New Signage in Seal Bay Nature Park
During completion of the 2019 Seal Bay Nature Park and Forest Management Plan park users indicated improving directional signage as a top priority. Recognizing that Seal Bay Park lies within K’ómoks First Nation (KFN) traditional territory the CVRD and KFN worked in partnership to plan signage improvements and enhance the overall park visitor experience while promoting understanding of the cultural heritage and values within the park.
Seal Bay Park (referred to as ‘Xwee Xwhya Luq’ by KFN) contains cultural and natural values that are important to the K’ómoks First Nation. First Nations people traditionally visited the Seal Bay area for resource harvesting and to camp when traveling through the area by canoe.
The new signage reflects a variety of natural park elements, animals and cultural references with emphasis on the traditional Ayajuthem language. Ayajuthem is a Coast Salish language shared between the peoples of K’ómoks, Tla'Amin, Homalco and Klahoose. In 2019, the United Nations observance is the International Year of Indigenous Languages. The observance aims to raise awareness about indigenous languages with the aim to establish a link between language, development, peace and reconciliation. Trails throughout Seal Bay Park have been renamed taking into account the rich cultural heritage of the K’ómoks First Nation. A couple of examples of the new trail names include Salal Berry Place/t'akay (pronounced Tuh-kie) and Huckleberry/t̓uxʷʊm (pronounced Toe-kwum). To help park visitors learn and pronounce the Coast Salish names, signs feature phonetic pronunciations.

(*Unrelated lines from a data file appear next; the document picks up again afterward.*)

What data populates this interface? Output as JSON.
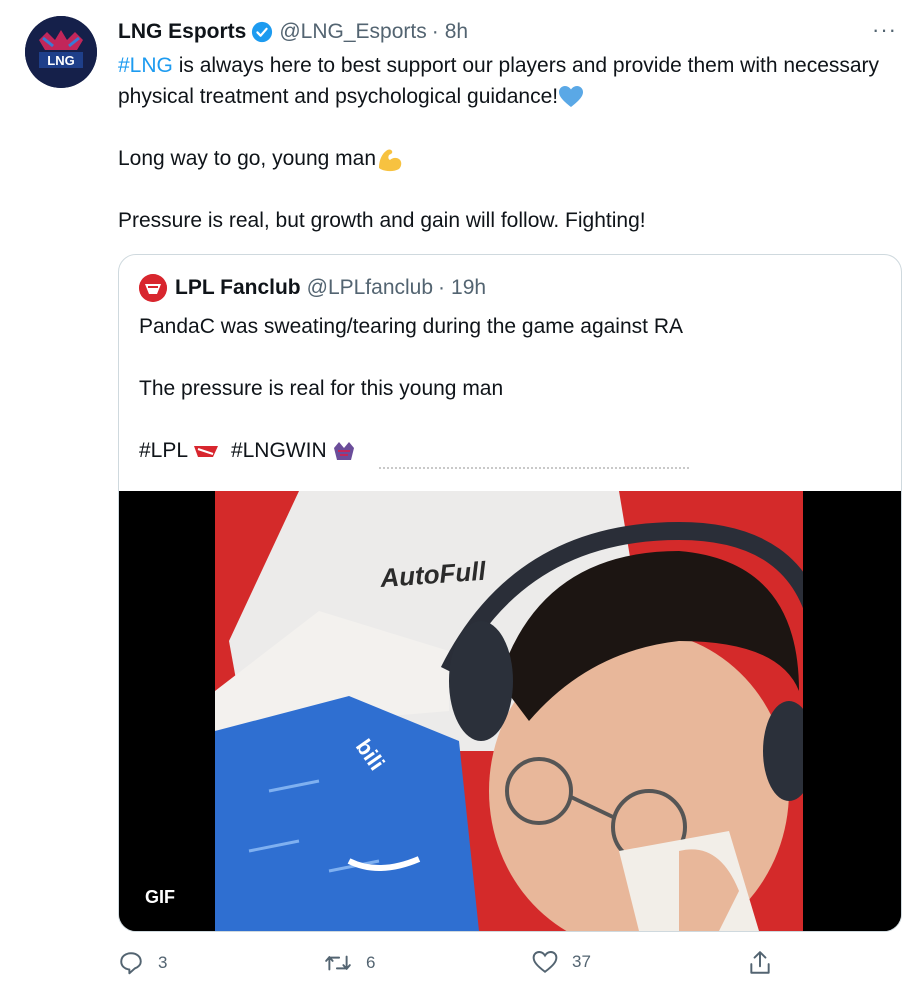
{
  "tweet": {
    "author_name": "LNG Esports",
    "handle": "@LNG_Esports",
    "separator": "·",
    "time": "8h",
    "hashtag": "#LNG",
    "line1_rest": " is always here to best support our players and provide them with necessary physical treatment and psychological guidance!",
    "line2": "Long way to go, young man",
    "line3": "Pressure is real, but growth and gain will follow. Fighting!",
    "more_label": "···",
    "avatar_text": "LNG"
  },
  "quoted": {
    "author_name": "LPL Fanclub",
    "handle": "@LPLfanclub",
    "separator": "·",
    "time": "19h",
    "text1": "PandaC was sweating/tearing during the game against RA",
    "text2": "The pressure is real for this young man",
    "tag1": "#LPL",
    "tag2": "#LNGWIN",
    "media_badge": "GIF",
    "chair_text": "AutoFull"
  },
  "actions": {
    "replies": "3",
    "retweets": "6",
    "likes": "37"
  },
  "colors": {
    "link": "#1d9bf0",
    "secondary": "#536471",
    "border": "#cfd9de"
  }
}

Seal Bay Signage Event: Councillor Katherine Frank, Councillor Richard Hardy, CVRD Board Chair Jesse Ketler, Chief Nicole Rempel
The new signage uses designated colours to assist park users with navigation and to indicate where they can ride bikes or horses in addition to hiking. The signs are designed to blend in within the natural environment, be aesthetically pleasing, and unobtrusive. The overall concept was to create a signage plan that improves navigation within the park in order to create a safe place for visitors, residents and families to enjoy.

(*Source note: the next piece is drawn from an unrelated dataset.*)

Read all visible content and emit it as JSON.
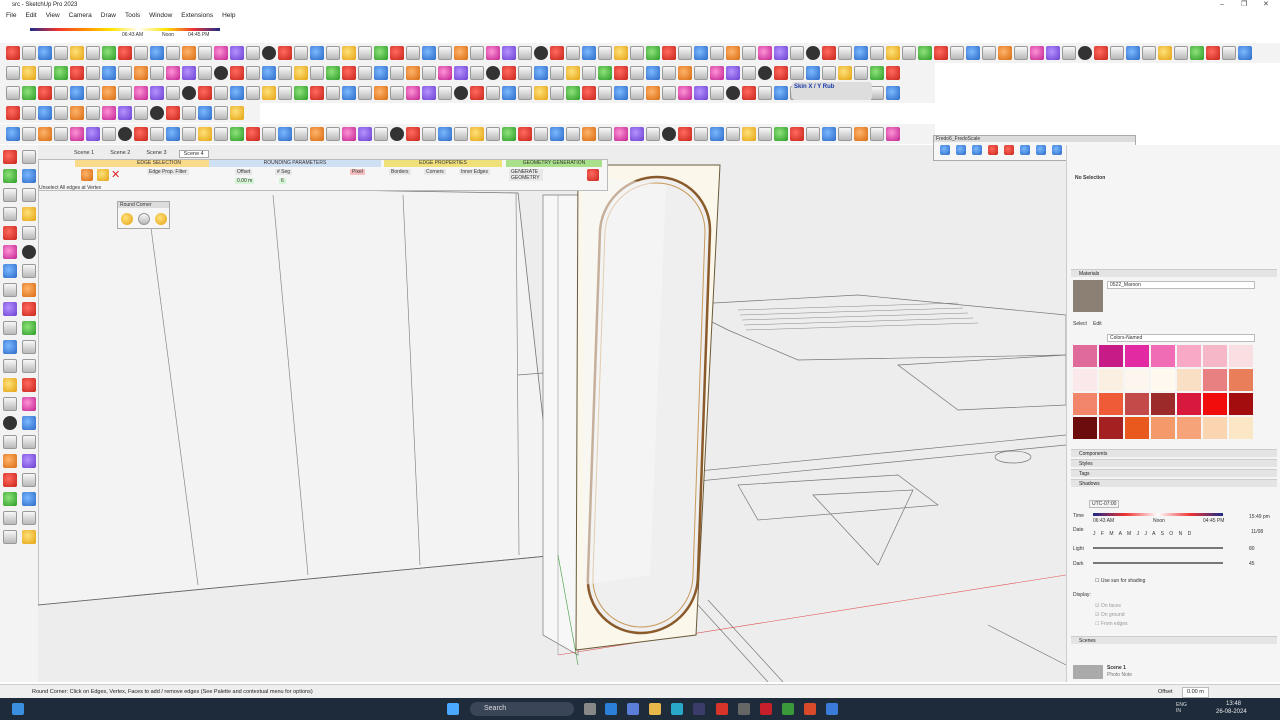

We’re Checking In!
The new signs have been in use for almost one year. The CVRD will be using the design of these signs as a template for flagship parks (e.g. Mount. Geoffrey Nature Park), so we want to get it right, and ensure that park users are able to interpret, read and understand the signs.
Th survey is now closed. Thank you everyone who participated.
Sign examples shown below.
The Comox Valley Regional District (CVRD) and the K’ómoks First Nation (KFN) are pleased to announce that the new directional signage being installed at Seal Bay Nature Park.